In 2016, a little mobile game by the name Pokemon Go took the world by storm. All of a sudden, millions were heading outside and pointing their phones at the real world. It’s not uncommon for games to cement their place in the cultural lexicon, but Pokemon Go offered something different: it was our first real look at accessible augmented reality.
The concept of Pokemon Go was simple. Download the app, point your smartphone at real-life surroundings, and catch little monsters that look like they actually exist in your environment. As of February 2019, one billion people have downloaded the game.
What has this got to do with letting agents, you might ask? Augmented reality has the power to change the way people view homes, and it’s worth knowing about if you’re in the business of letting properties.
Augmented reality in a nutshell
Augmented reality, otherwise known as AR, is a form of technology that overlays digital content and information onto the real world. You can see computer-generated inputs, such as graphics, videos and sounds, in your real-life surroundings.
What was once a science-fiction concept reserved for the latest sci-fi movies has now become a science-based reality. From the health sector to the property industry, professionals are accomplishing their business tasks and pushing boundaries with AR.
The evolution of augmented reality
The swinging sixties
While many associate the AR craze with catching all the Pokemon, the technology dates back to the 1950s. In 1957, cinematographer Morton Heilig invented a form of augmented reality with Sensorama, a machine that provided visuals, vibrations, sounds and smells to viewers.
There were, however, no computer-led processes, which meant Sensorama wasn’t augmented reality in its purest form. That would come in 1968 when computer scientist Ivan Sutherland invented a head-mounted display that was a window into the virtual world.
Rocking out in the nineties
There would be varying takes on AR in the years and decades following the sixties, with the actual term ‘augmented reality’ first coined in 1990. Just two years later, the first fully-functioning AR system was likely developed by Louis Rosenberg at USAF Armstrong’s Research Lab.
It was called Virtual Fixtures and took shape as a complex robotic system designed to supplement a lack of high-speed 3D graphics. It allowed for an overlay of sensory information on a workspace to improve productivity.
Here and now
Despite each incremental advancement, AR still wasn’t considered a particularly useful feature in everyday life, and it was expensive.

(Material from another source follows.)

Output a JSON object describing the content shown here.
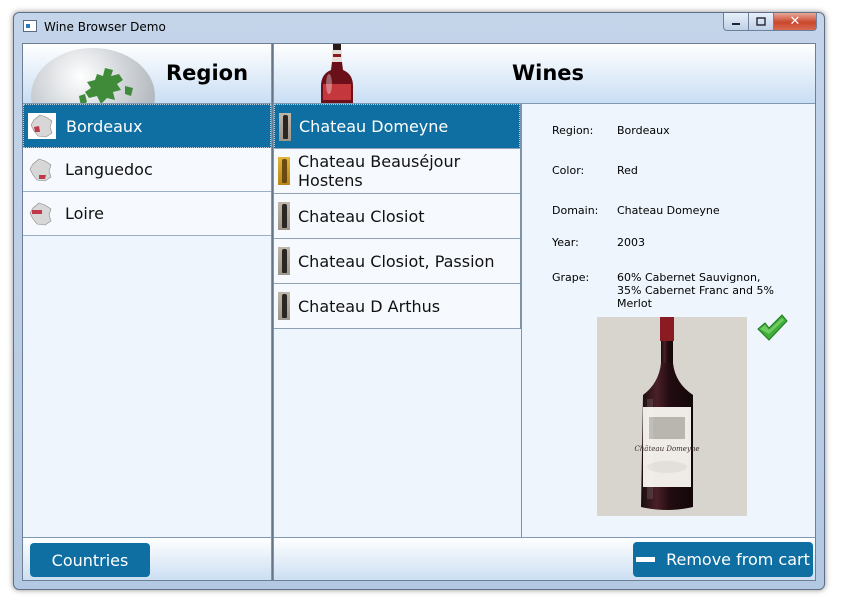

That was until technological innovations came to the fore, ones that can be implemented on their own or combined to create augmented reality.
General hardware components – such as those featured in a smartphone – and headset, monitor and optical projection displays, as well as sensors, input devices and software all have the capability to power AR. These options have made the tech more accessible, pushing the boundaries of what it can do in the process.
How lettings can benefit from augmented reality
In the world of moving home, augmented reality has the potential to let renters tour a property with their smartphones, regardless of location. It can also let letting agents tweak a room’s design to give potential renters an idea of what they could do with the space.
Virtual viewings via video are already on the rise, and it’s not far-fetched thinking that technology could make AR viewings a normal occurrence in the future. In the meantime, however, the tech probably isn’t quite up to the standard to provide a seamless experience.
What AR alternatives are available now?
Video walkthroughs currently offer a viable alternative to AR, helping renters find a new home without viewing it in person. At Movebubble, we offer a video-first platform where renters can search, view and secure their new place with just a few clicks.
For letting agents it means renting out your stock faster and offering modern-day renters a smarter way to find a property. And with the instant booking feature, renters can secure their new place with minimum fuss.
Making AR a reality
The advancement of augmented reality is one of the most exciting innovations in recent years. It looks set to surpass virtual reality and become a fundamental component in our lives, from the way that we shop to how we learn. In the United States alone, 83.1 million people already use AR. And that number will grow around the world as augmented reality goes from futuristic tech to something that we use effortlessly in our everyday lives, including in the property market. But until that becomes a reality, video viewings are already doing a stellar job of helping renters find a new home without viewing the property in person.